**WHAT IS EXPECTED:** The records below are to be reproduced exactly, and no picture should appear in the copy.

+++ DATA FOR THIS TASK

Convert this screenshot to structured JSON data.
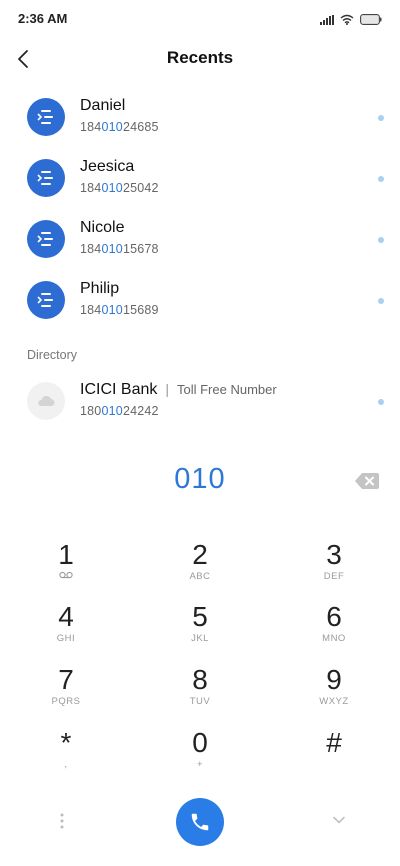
{
  "status_bar": {
    "time": "2:36 AM",
    "icons": [
      "signal-icon",
      "wifi-icon",
      "battery-icon"
    ]
  },
  "header": {
    "title": "Recents"
  },
  "recents": [
    {
      "name": "Daniel",
      "number_pre": "184",
      "number_match": "010",
      "number_post": "24685"
    },
    {
      "name": "Jeesica",
      "number_pre": "184",
      "number_match": "010",
      "number_post": "25042"
    },
    {
      "name": "Nicole",
      "number_pre": "184",
      "number_match": "010",
      "number_post": "15678"
    },
    {
      "name": "Philip",
      "number_pre": "184",
      "number_match": "010",
      "number_post": "15689"
    }
  ],
  "directory": {
    "label": "Directory",
    "items": [
      {
        "name": "ICICI Bank",
        "tag": "Toll Free Number",
        "number_pre": "180",
        "number_match": "010",
        "number_post": "24242"
      }
    ]
  },
  "dialer": {
    "input": "010",
    "keys": [
      {
        "digit": "1",
        "sub": ""
      },
      {
        "digit": "2",
        "sub": "ABC"
      },
      {
        "digit": "3",
        "sub": "DEF"
      },
      {
        "digit": "4",
        "sub": "GHI"
      },
      {
        "digit": "5",
        "sub": "JKL"
      },
      {
        "digit": "6",
        "sub": "MNO"
      },
      {
        "digit": "7",
        "sub": "PQRS"
      },
      {
        "digit": "8",
        "sub": "TUV"
      },
      {
        "digit": "9",
        "sub": "WXYZ"
      },
      {
        "digit": "*",
        "sub": ","
      },
      {
        "digit": "0",
        "sub": "+"
      },
      {
        "digit": "#",
        "sub": ""
      }
    ]
  },
  "colors": {
    "accent": "#2d78d6",
    "avatar": "#2d6cd3",
    "call_button": "#2a7de6",
    "dot": "#a9cff2"
  }
}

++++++

**ANSWER TO THIS PROBLEM:**
Convert this screenshot to structured JSON data.
{
  "status_bar": {
    "time": "2:36 AM",
    "icons": [
      "signal-icon",
      "wifi-icon",
      "battery-icon"
    ]
  },
  "header": {
    "title": "Recents"
  },
  "recents": [
    {
      "name": "Daniel",
      "number_pre": "184",
      "number_match": "010",
      "number_post": "24685"
    },
    {
      "name": "Jeesica",
      "number_pre": "184",
      "number_match": "010",
      "number_post": "25042"
    },
    {
      "name": "Nicole",
      "number_pre": "184",
      "number_match": "010",
      "number_post": "15678"
    },
    {
      "name": "Philip",
      "number_pre": "184",
      "number_match": "010",
      "number_post": "15689"
    }
  ],
  "directory": {
    "label": "Directory",
    "items": [
      {
        "name": "ICICI Bank",
        "tag": "Toll Free Number",
        "number_pre": "180",
        "number_match": "010",
        "number_post": "24242"
      }
    ]
  },
  "dialer": {
    "input": "010",
    "keys": [
      {
        "digit": "1",
        "sub": ""
      },
      {
        "digit": "2",
        "sub": "ABC"
      },
      {
        "digit": "3",
        "sub": "DEF"
      },
      {
        "digit": "4",
        "sub": "GHI"
      },
      {
        "digit": "5",
        "sub": "JKL"
      },
      {
        "digit": "6",
        "sub": "MNO"
      },
      {
        "digit": "7",
        "sub": "PQRS"
      },
      {
        "digit": "8",
        "sub": "TUV"
      },
      {
        "digit": "9",
        "sub": "WXYZ"
      },
      {
        "digit": "*",
        "sub": ","
      },
      {
        "digit": "0",
        "sub": "+"
      },
      {
        "digit": "#",
        "sub": ""
      }
    ]
  },
  "colors": {
    "accent": "#2d78d6",
    "avatar": "#2d6cd3",
    "call_button": "#2a7de6",
    "dot": "#a9cff2"
  }
}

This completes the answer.